Poster C77, Sunday, March 26, 5:00 – 7:00 pm, Pacific Concourse
A causal role of motor systems in processing concrete and abstract nouns? – Evidence from voxel based lesion symptom mappings in brain tumor patients.
Felix R. Dreyer1, Thomas Picht2, Dietmar Frey2, Friedemann Pulvermüller1,3; 1Freie Universität Berlin, 2Charité Hospital Berlin, 3Berlin School of Mind and Brain

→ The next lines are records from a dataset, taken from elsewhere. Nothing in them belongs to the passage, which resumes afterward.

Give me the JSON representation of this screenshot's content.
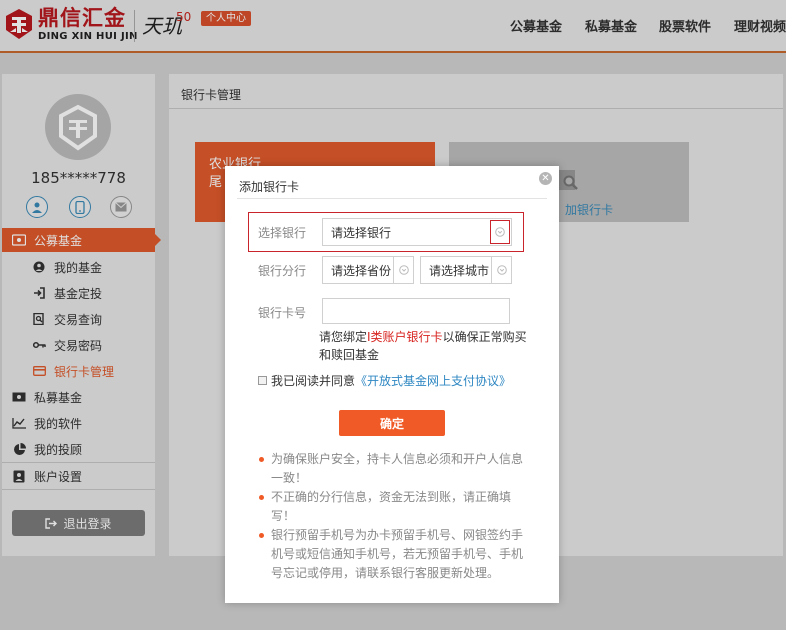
{
  "header": {
    "logo_cn": "鼎信汇金",
    "logo_en": "DING XIN HUI JIN",
    "brand2": "天玑",
    "brand2_num": "50",
    "badge": "个人中心",
    "nav": [
      "公募基金",
      "私募基金",
      "股票软件",
      "理财视频"
    ],
    "accent": "#c8692e"
  },
  "sidebar": {
    "phone": "185*****778",
    "menu": {
      "public_fund": "公募基金",
      "my_fund": "我的基金",
      "fund_fixed": "基金定投",
      "trade_query": "交易查询",
      "trade_password": "交易密码",
      "bank_card_manage": "银行卡管理",
      "private_fund": "私募基金",
      "my_software": "我的软件",
      "my_advisor": "我的投顾",
      "account_settings": "账户设置"
    },
    "logout": "退出登录",
    "accent": "#e05a2c"
  },
  "main": {
    "breadcrumb": "银行卡管理",
    "card_bank": "农业银行",
    "card_tail": "尾",
    "add_card_partial": "加银行卡"
  },
  "modal": {
    "title": "添加银行卡",
    "select_bank_label": "选择银行",
    "select_bank_value": "请选择银行",
    "branch_label": "银行分行",
    "province_value": "请选择省份",
    "city_value": "请选择城市",
    "card_number_label": "银行卡号",
    "card_number_value": "",
    "hint_prefix": "请您绑定",
    "hint_red": "I类账户银行卡",
    "hint_suffix": "以确保正常购买和赎回基金",
    "agree_text": "我已阅读并同意",
    "agree_link": "《开放式基金网上支付协议》",
    "confirm": "确定",
    "notes": [
      "为确保账户安全，持卡人信息必须和开户人信息一致！",
      "不正确的分行信息，资金无法到账，请正确填写！",
      "银行预留手机号为办卡预留手机号、网银签约手机号或短信通知手机号，若无预留手机号、手机号忘记或停用，请联系银行客服更新处理。"
    ],
    "confirm_color": "#f05a26",
    "highlight_color": "#c9242b"
  }
}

The current approach investigated semantic processing in a cohort of 37 tumor patients with left hemispheric, peri- and extrasylvian lesions, using a speeded lexical decision task, which applied words from different semantic categories as target stimuli that were matched for a range of psycholinguistic properties on a lexical and sub-lexical level. Categories included concrete hand-action related Tool nouns (e.g., ‘hammer’), non-action Animal nouns (‘toad’), and Abstract Emotional nouns (‘love’), which had neither transparent action related-, nor sensory semantics, as confirmed by semantic ratings. Data were analyzed using a non-parametric voxel based lesion symptom mapping approach to compare performance between patients with and without a lesion for every voxel. Results indicate a perisilvian cluster to be most crucial for Animal nouns, whereas a large dorsal pre- and postcentral cluster (Brodmann Areas 2-6) was related to performance on Tool nouns. For Abstract Emotional nouns, a cluster spanning Inferior Frontal and Middle Temporal Gyrus along with ventral precentral areas (BA 6) was revealed as relevant. These results point to a causal, rather than a mere epiphenomenal role of both peri-and extrasylvian areas, including primary and pre-motor areas, for the processing of concrete action-related nouns and that of abstract emotional ones as well.
Topic Area: LANGUAGE: Semantic